Myanmar dissidents on Thursday urged the Association of South-East Asian Nations (Asean) to suspend Myanmar's membership if the country's leadership continued to ignore international calls for launching a meaningful national reconciliation process.

Leaders of the 88 Generation Students -- remnant dissidents from the 1988 anti-military movement in Myanmar -- issued a letter to Singapore Prime Minister Lee Hsein Loong and Foreign Minister George Yeo urging Asean to take steps to increase pressure on Myanmar's military to start a political dialogue with opposition forces.

Singapore is the current chairman of Asean, and will host the group's annual summit and preparatory talks on November 17-23. Myanmar, also known as Burma, joined Asean in 1997 and has proven a growing embarrassment for the regional grouping.

Asean, which has generally maintained a stance of non-interference with internal affairs of any member country, was forced to denounce Myanmar's crackdown on peaceful monk-led demonstrations September 26-27 that outraged world opinion.

But the 88 Generation Students group said Asean needs to do more to bring Myanmar State Peace and Development Council (SPDC) -- as the Junta styles itself -- to the negotiating table with opposition leader Aung San Suu Kyi and other opponents of the regime.

The 88 Generation group, that has lost 40 of its members to arrests between August and September, called on Asean to "consider suspending the SPDC membership in Asean if it continues to ignore the requests of the international community".

Asean includes Brunei, Cambodia, Indonesia, Laos, Malaysia, Myanmar, the Philippines, Singapore, Thailand and Vietnam.

The dissident group also called on Asean to reject SPDC's constitution-drafting process, to back the efforts of United Nations special envoy Ibrahim Gambari and to stop selling weapons and intelligence technology to the regime.

The 88 Generation letter, made available in Bangkok, was signed by Tun Myint Aung, Nilar Thein, and Soe Htun.

Meanwhile, in New York, the UN announced that Gambari would go to Myanmar Saturday and would remain until Nov 8.

UN spokesperson Michelle Montas said Gambari would meet Secretary General Ban Ki-moon in Istanbul Saturday to discuss his work before proceeding to Myanmar.

"During his forthcoming visit to Myanmar, Mr. Gambari will follow up on his offer to facilitate implementation of the recommendations made to the government during his last mission," said Montas.

The recommendations include immediate steps to address human rights concerns following the crackdown on pro-democracy demonstrations and a "framework for meaningful and time-bound dialogue between the government and Suu Kyi as a necessary part of an inclusive national reconciliation process".

Other topics of discussion include confidence-building measures, popular participation in discussion on a new constitution and a campaign to end poverty.

Gambari will meet a "broad range" of representatives in Myanmar society, who he had not been able to talk to when he visited the country in September.

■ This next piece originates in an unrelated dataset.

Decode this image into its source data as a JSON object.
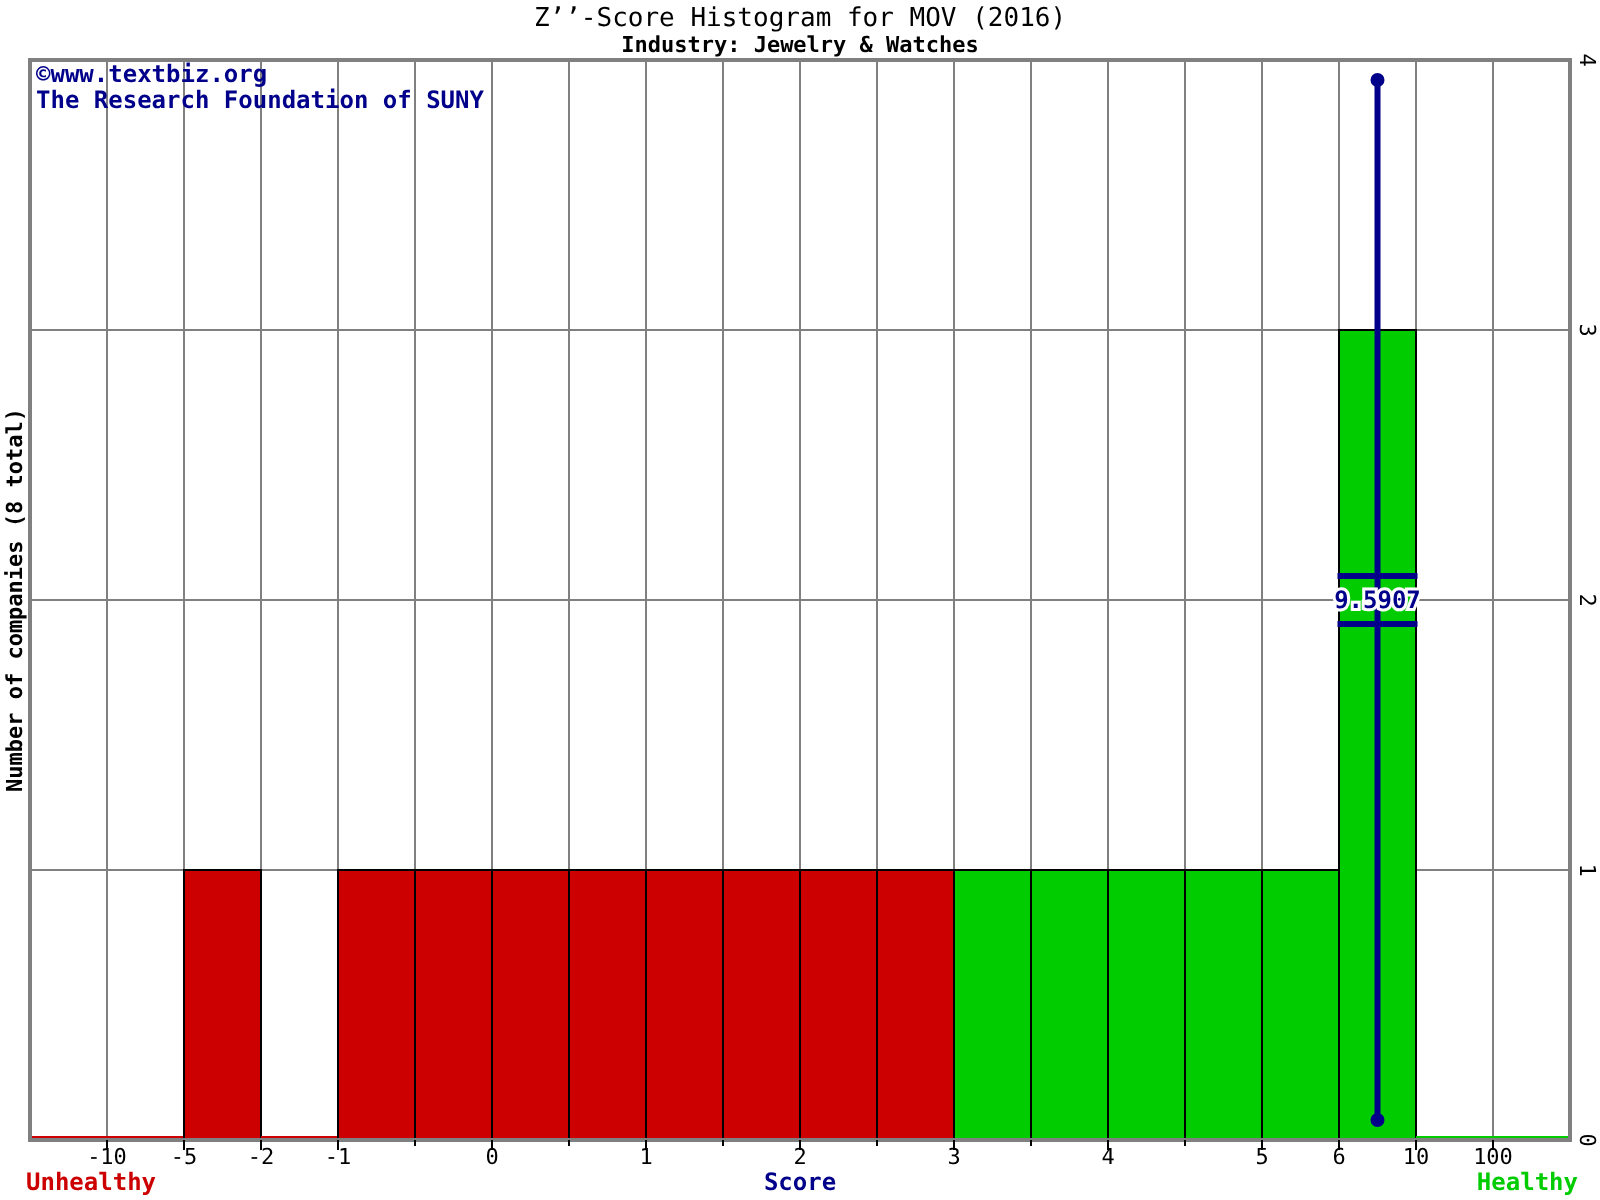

He did have two meetings with Suu Kyi -- leader of the opposition National League for Democracy, who has spent more than 10 years under house arrest due to her fight for democracy.